- Heat a skillet over medium heat, once it's hot add a small knob of butter rotating the skillet so that the base is covered. Using a ½ cup (120g) measuring cup, measure out the batter and pour it in the skillet. When lots of bubbles form on the top use a spatula to peek underneath. If the bottom is golden brown flip the pancake in one decisive movement. Cook for another 1-2 minutes. Do not press down on the pancake with the spatula. To know when it is ready, simply touch the center of the pancake with your fingertips and if it is soft then you can remove the pancake and set on a wire rack to cool. Add another small knob of butter and repeat these steps until you have cooked all 9 pancakes.
- While the pancakes cool, put the fresh heavy cream in a bowl, add the maple syrup and whip until stiff peaks form.
- To compile the pancake cake, put one pancake on a flat serving plate and distribute a spoonful of the blueberry sauce followed by a few spoonfuls of the whipped cream. Arrange six strawberry pieces towards the edge then top with another pancake. Repeat all steps. On the final pancake top with the remaining whipped cream, a strawberry and fresh blueberries.
- To serve, cut slices and top with maple syrup, if desired.

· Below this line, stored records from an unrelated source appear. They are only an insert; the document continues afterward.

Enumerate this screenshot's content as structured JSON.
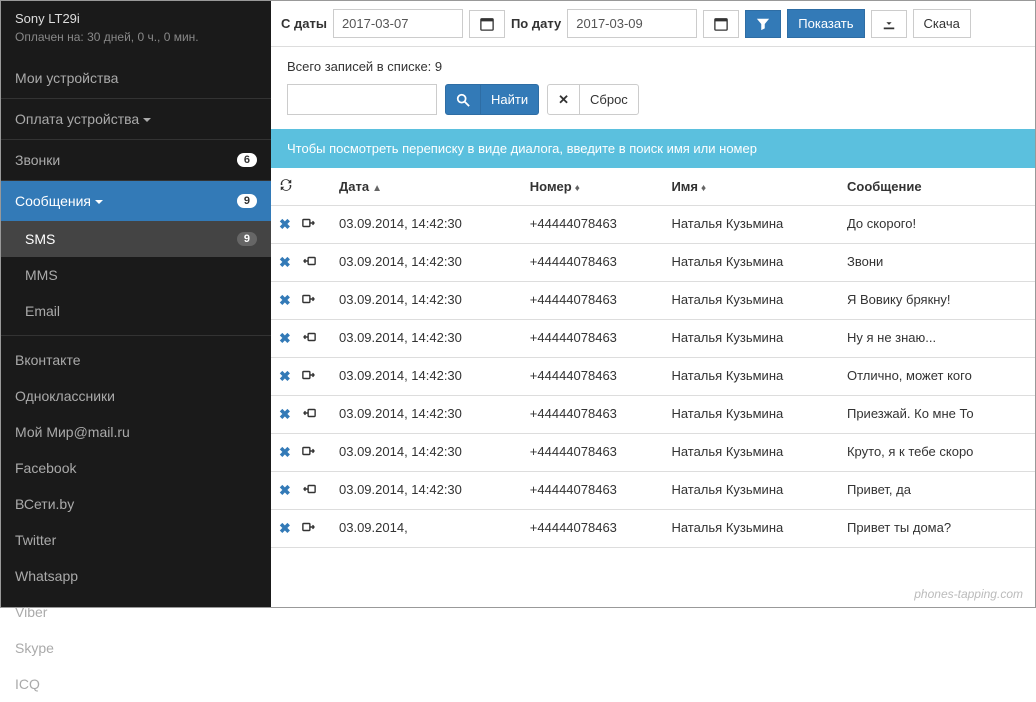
{
  "sidebar": {
    "device": "Sony LT29i",
    "paid_status": "Оплачен на: 30 дней, 0 ч., 0 мин.",
    "my_devices": "Мои устройства",
    "device_payment": "Оплата устройства",
    "calls": {
      "label": "Звонки",
      "badge": "6"
    },
    "messages": {
      "label": "Сообщения",
      "badge": "9"
    },
    "msg_sub": {
      "sms": {
        "label": "SMS",
        "badge": "9"
      },
      "mms": "MMS",
      "email": "Email"
    },
    "social": [
      "Вконтакте",
      "Одноклассники",
      "Мой Мир@mail.ru",
      "Facebook",
      "ВСети.by",
      "Twitter",
      "Whatsapp",
      "Viber",
      "Skype",
      "ICQ"
    ]
  },
  "toolbar": {
    "from_label": "С даты",
    "from_value": "2017-03-07",
    "to_label": "По дату",
    "to_value": "2017-03-09",
    "show": "Показать",
    "download": "Скача"
  },
  "list_header": "Всего записей в списке: 9",
  "search": {
    "find": "Найти",
    "reset": "Сброс"
  },
  "info": "Чтобы посмотреть переписку в виде диалога, введите в поиск имя или номер",
  "columns": {
    "date": "Дата",
    "number": "Номер",
    "name": "Имя",
    "message": "Сообщение"
  },
  "rows": [
    {
      "dir": "out",
      "date": "03.09.2014, 14:42:30",
      "number": "+44444078463",
      "name": "Наталья Кузьмина",
      "msg": "До скорого!"
    },
    {
      "dir": "in",
      "date": "03.09.2014, 14:42:30",
      "number": "+44444078463",
      "name": "Наталья Кузьмина",
      "msg": "Звони"
    },
    {
      "dir": "out",
      "date": "03.09.2014, 14:42:30",
      "number": "+44444078463",
      "name": "Наталья Кузьмина",
      "msg": "Я Вовику брякну!"
    },
    {
      "dir": "in",
      "date": "03.09.2014, 14:42:30",
      "number": "+44444078463",
      "name": "Наталья Кузьмина",
      "msg": "Ну я не знаю..."
    },
    {
      "dir": "out",
      "date": "03.09.2014, 14:42:30",
      "number": "+44444078463",
      "name": "Наталья Кузьмина",
      "msg": "Отлично, может кого"
    },
    {
      "dir": "in",
      "date": "03.09.2014, 14:42:30",
      "number": "+44444078463",
      "name": "Наталья Кузьмина",
      "msg": "Приезжай. Ко мне То"
    },
    {
      "dir": "out",
      "date": "03.09.2014, 14:42:30",
      "number": "+44444078463",
      "name": "Наталья Кузьмина",
      "msg": "Круто, я к тебе скоро"
    },
    {
      "dir": "in",
      "date": "03.09.2014, 14:42:30",
      "number": "+44444078463",
      "name": "Наталья Кузьмина",
      "msg": "Привет, да"
    },
    {
      "dir": "out",
      "date": "03.09.2014,",
      "number": "+44444078463",
      "name": "Наталья Кузьмина",
      "msg": "Привет ты дома?"
    }
  ],
  "watermark": "phones-tapping.com"
}
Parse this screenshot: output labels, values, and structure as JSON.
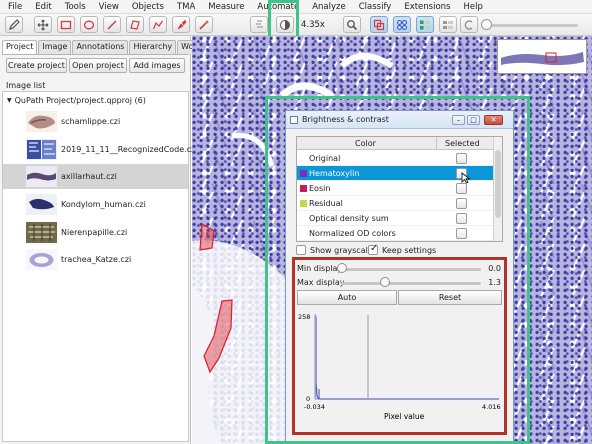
{
  "menu": [
    "File",
    "Edit",
    "Tools",
    "View",
    "Objects",
    "TMA",
    "Measure",
    "Automate",
    "Analyze",
    "Classify",
    "Extensions",
    "Help"
  ],
  "toolbar": {
    "zoom": "4.35x"
  },
  "left_panel": {
    "tabs": [
      "Project",
      "Image",
      "Annotations",
      "Hierarchy",
      "Work",
      "▾"
    ],
    "buttons": [
      "Create project",
      "Open project",
      "Add images"
    ],
    "image_list_label": "Image list",
    "project_root": "QuPath Project/project.qpproj (6)",
    "images": [
      {
        "name": "schamlippe.czi"
      },
      {
        "name": "2019_11_11__RecognizedCode.czi"
      },
      {
        "name": "axillarhaut.czi"
      },
      {
        "name": "Kondylom_human.czi"
      },
      {
        "name": "Nierenpapille.czi"
      },
      {
        "name": "trachea_Katze.czi"
      }
    ]
  },
  "dialog": {
    "title": "Brightness & contrast",
    "col_color": "Color",
    "col_selected": "Selected",
    "channels": [
      {
        "name": "Original",
        "swatch": ""
      },
      {
        "name": "Hematoxylin",
        "swatch": "#7a2fb8"
      },
      {
        "name": "Eosin",
        "swatch": "#c21d5f"
      },
      {
        "name": "Residual",
        "swatch": "#b6e04a"
      },
      {
        "name": "Optical density sum",
        "swatch": ""
      },
      {
        "name": "Normalized OD colors",
        "swatch": ""
      }
    ],
    "show_grayscale": "Show grayscale",
    "keep_settings": "Keep settings",
    "min_label": "Min display",
    "min_value": "0.0",
    "min_fraction": 0.0,
    "max_label": "Max display",
    "max_value": "1.3",
    "max_fraction": 0.31,
    "auto": "Auto",
    "reset": "Reset",
    "histogram": {
      "y_max_label": "258",
      "y_min_label": "0",
      "x_min_label": "-0.034",
      "x_max_label": "4.016",
      "x_axis_label": "Pixel value"
    }
  },
  "colors": {
    "highlight_green": "#3ec48a",
    "highlight_red": "#b13426",
    "selection": "#0b96d7",
    "annotation": "#e0323a"
  }
}
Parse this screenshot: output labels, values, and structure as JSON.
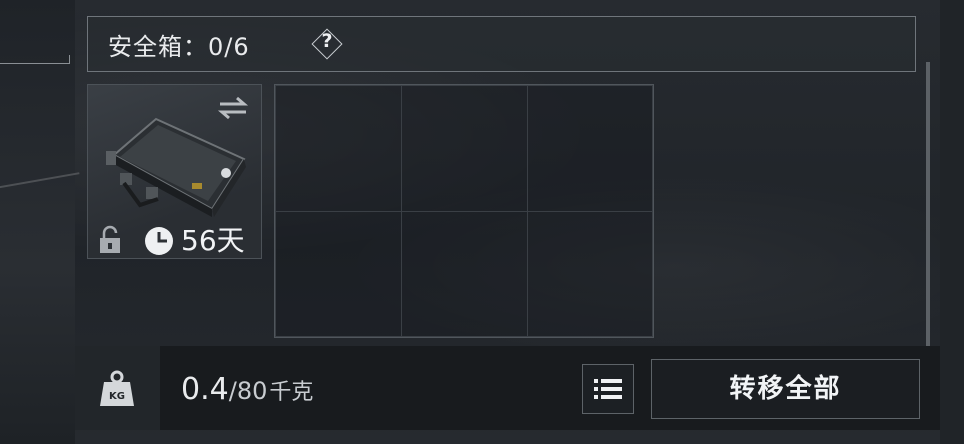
{
  "safe_box": {
    "label": "安全箱：",
    "used": "0",
    "capacity": "6",
    "help_symbol": "?"
  },
  "item": {
    "name_icon": "safe-case-icon",
    "timer": "56天",
    "locked": true
  },
  "grid": {
    "rows": 2,
    "cols": 3
  },
  "footer": {
    "weight_current": "0.4",
    "weight_separator": "/",
    "weight_max": "80",
    "weight_unit": "千克",
    "kg_icon_label": "KG",
    "transfer_all_label": "转移全部"
  }
}
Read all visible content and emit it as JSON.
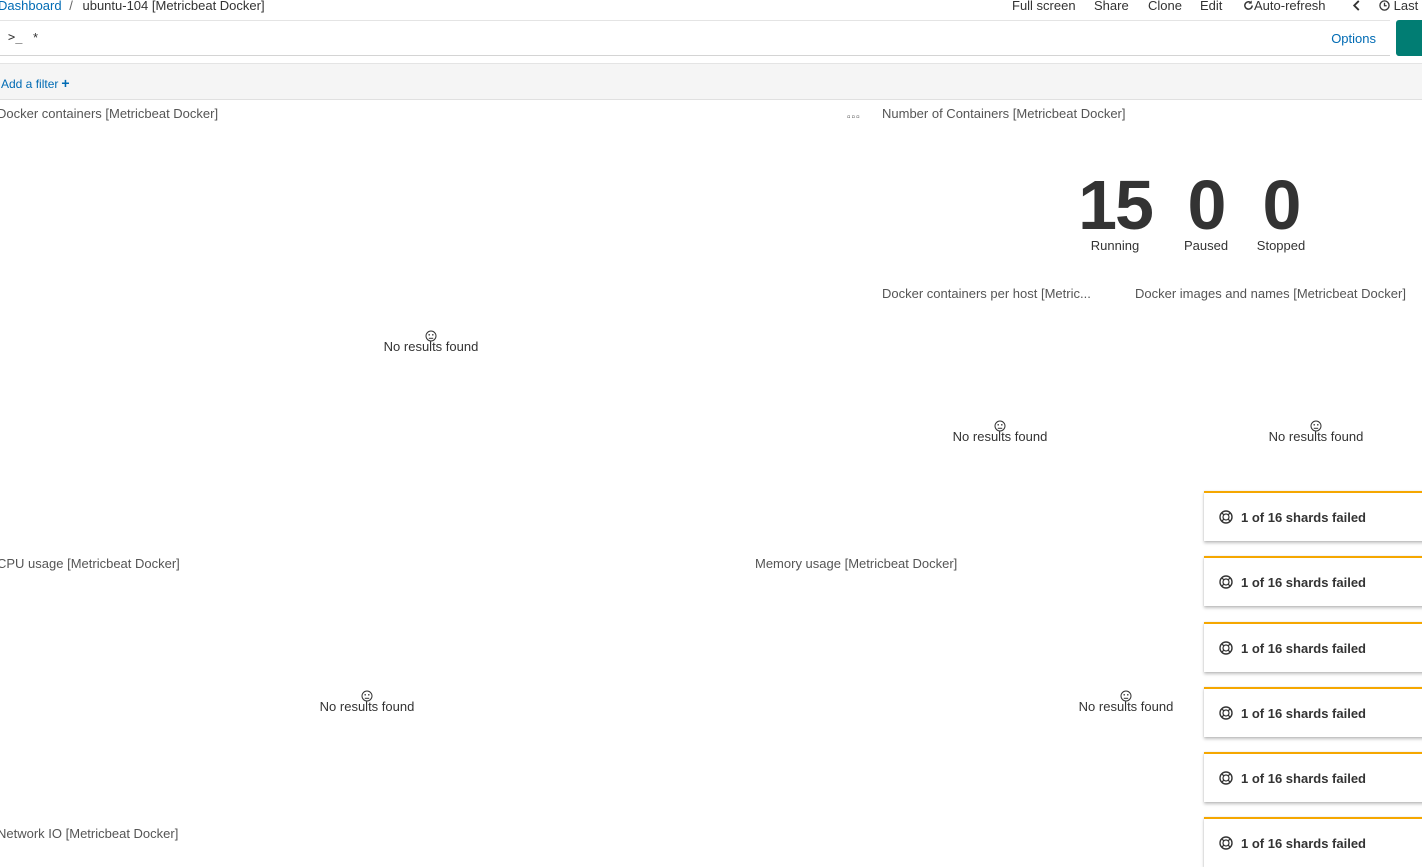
{
  "breadcrumb": {
    "root": "Dashboard",
    "separator": "/",
    "current": "ubuntu-104 [Metricbeat Docker]"
  },
  "top_nav": {
    "full_screen": "Full screen",
    "share": "Share",
    "clone": "Clone",
    "edit": "Edit",
    "auto_refresh": "Auto-refresh",
    "time_label": "Last"
  },
  "query": {
    "prompt": ">_",
    "value": "*",
    "options_label": "Options"
  },
  "filter": {
    "add_label": "Add a filter"
  },
  "panels": {
    "docker_containers": {
      "title": "Docker containers [Metricbeat Docker]",
      "empty": "No results found"
    },
    "number_of_containers": {
      "title": "Number of Containers [Metricbeat Docker]",
      "metrics": [
        {
          "value": "15",
          "label": "Running"
        },
        {
          "value": "0",
          "label": "Paused"
        },
        {
          "value": "0",
          "label": "Stopped"
        }
      ]
    },
    "containers_per_host": {
      "title": "Docker containers per host [Metric...",
      "empty": "No results found"
    },
    "images_and_names": {
      "title": "Docker images and names [Metricbeat Docker]",
      "empty": "No results found"
    },
    "cpu_usage": {
      "title": "CPU usage [Metricbeat Docker]",
      "empty": "No results found"
    },
    "memory_usage": {
      "title": "Memory usage [Metricbeat Docker]",
      "empty": "No results found"
    },
    "network_io": {
      "title": "Network IO [Metricbeat Docker]"
    }
  },
  "toasts": [
    {
      "text": "1 of 16 shards failed"
    },
    {
      "text": "1 of 16 shards failed"
    },
    {
      "text": "1 of 16 shards failed"
    },
    {
      "text": "1 of 16 shards failed"
    },
    {
      "text": "1 of 16 shards failed"
    },
    {
      "text": "1 of 16 shards failed"
    }
  ],
  "colors": {
    "accent": "#006bb4",
    "submit": "#017d73",
    "warning": "#f5a700"
  }
}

- Note: You can make just the pancake recipe, if you don't want to make the entire cake, and simply serve with maple syrup. This pancake cake is also great to make ahead. Simply make the pancakes and blueberry sauce, store them in the fridge for up to one day in advance. When you are ready to serve, make the whipped cream and compile the pancake cake.